Whether a mayor seeks to meet the local leader of the Occupy their town movement (or just calls them a leaderless rabble) or a Prime Minister seeks to meet the national leader of their civil uprising (or just calls it an unsupported riot led by drug dealers and foreign terrorists), the pattern is the same.

The hierarchical government fails to effectively engage as they cannot identify a structure they recognize, another hierarchy. They apply tolerance, then security constraint and then force and they then lose or face diminished legitimacy.

In some cases the loss of legitimacy causes their fall and the fall of their government structure. In other cases the organisation continues liming along, but begins to slowly fade, waiting for the next encounter and the next, until it finally fails as a state or manages to adapt itself to cope with the changed conditions.

The question that remains open, in our hierarchy dominated world, is what will this adaptation look like. Governments remain an important tool for coordinating national and international relationships, resources and activities. They reinforce each other, no populated area of the globe can survive in today's hierarchical world with no government, although many different flavours are 'allowed' to exist.

How will government hierarchies adapt to collective activity - cations by leaderless, hierarchy free, adaptive groups with superb intelligence sharing and resource-coordination capabilities? Will they force movements to nominate n'leaders or 'representatives' who speak for their movements and can make binding deals? Or will governments find methods to adapt themselves to engage and, where necessary, fight and win, against 'faceless' foes and frenemies?

The jury is still out on this verdict and the evidence is still being presented. However thus far governments in most parts of the world have failed to develop effective, nonviolent approaches to contend with amorphous, leaderless collective movements.

While the internet exists in its current form, an international system for frictionless information sharing, coordination and amplification, governments will have to continue to work hard to adapt themselves, or change the rules, to contend with continuing leaderless protests and movements.

It will be a fascinating - and bloody - war between traditional hierarchies and amorphous, adaptive 'organisations'. However the policies and approaches used to engage, and the method of resolution of this war, will shape the next stages for human societies for many years to come.

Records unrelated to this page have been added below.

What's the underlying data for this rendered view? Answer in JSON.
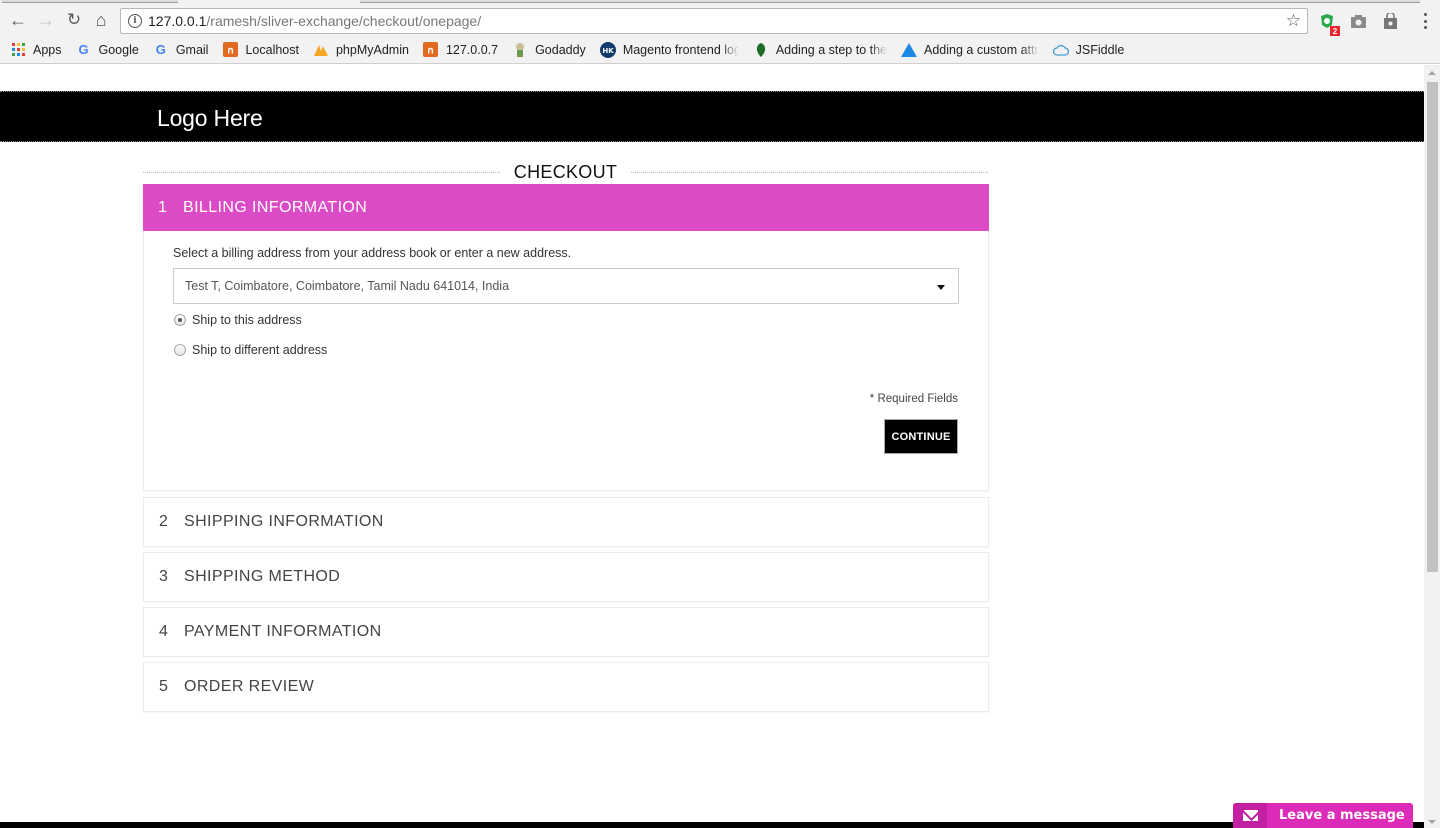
{
  "browser": {
    "url_host": "127.0.0.1",
    "url_path": "/ramesh/sliver-exchange/checkout/onepage/",
    "extension_badge_count": "2",
    "bookmarks": [
      {
        "label": "Apps",
        "icon": "apps-grid-icon"
      },
      {
        "label": "Google",
        "icon": "google-icon"
      },
      {
        "label": "Gmail",
        "icon": "google-icon"
      },
      {
        "label": "Localhost",
        "icon": "xampp-icon"
      },
      {
        "label": "phpMyAdmin",
        "icon": "phpmyadmin-icon"
      },
      {
        "label": "127.0.0.7",
        "icon": "xampp-icon"
      },
      {
        "label": "Godaddy",
        "icon": "godaddy-icon"
      },
      {
        "label": "Magento frontend log",
        "icon": "hk-icon"
      },
      {
        "label": "Adding a step to the",
        "icon": "leaf-icon"
      },
      {
        "label": "Adding a custom attr",
        "icon": "triangle-icon"
      },
      {
        "label": "JSFiddle",
        "icon": "jsfiddle-cloud-icon"
      }
    ]
  },
  "header": {
    "logo_text": "Logo Here"
  },
  "page": {
    "title": "CHECKOUT"
  },
  "steps": [
    {
      "number": "1",
      "title": "BILLING INFORMATION",
      "active": true
    },
    {
      "number": "2",
      "title": "SHIPPING INFORMATION",
      "active": false
    },
    {
      "number": "3",
      "title": "SHIPPING METHOD",
      "active": false
    },
    {
      "number": "4",
      "title": "PAYMENT INFORMATION",
      "active": false
    },
    {
      "number": "5",
      "title": "ORDER REVIEW",
      "active": false
    }
  ],
  "billing": {
    "instruction": "Select a billing address from your address book or enter a new address.",
    "selected_address": "Test T, Coimbatore, Coimbatore, Tamil Nadu 641014, India",
    "ship_options": [
      {
        "label": "Ship to this address",
        "checked": true
      },
      {
        "label": "Ship to different address",
        "checked": false
      }
    ],
    "required_note": "Required Fields",
    "required_marker": "*",
    "continue_label": "CONTINUE"
  },
  "chat": {
    "label": "Leave a message"
  },
  "colors": {
    "accent": "#dc4bc6",
    "chat": "#db2bb8",
    "header_bg": "#000000"
  }
}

1 comment:

  1. A little jealous that I didn't write this post Craig. EoM.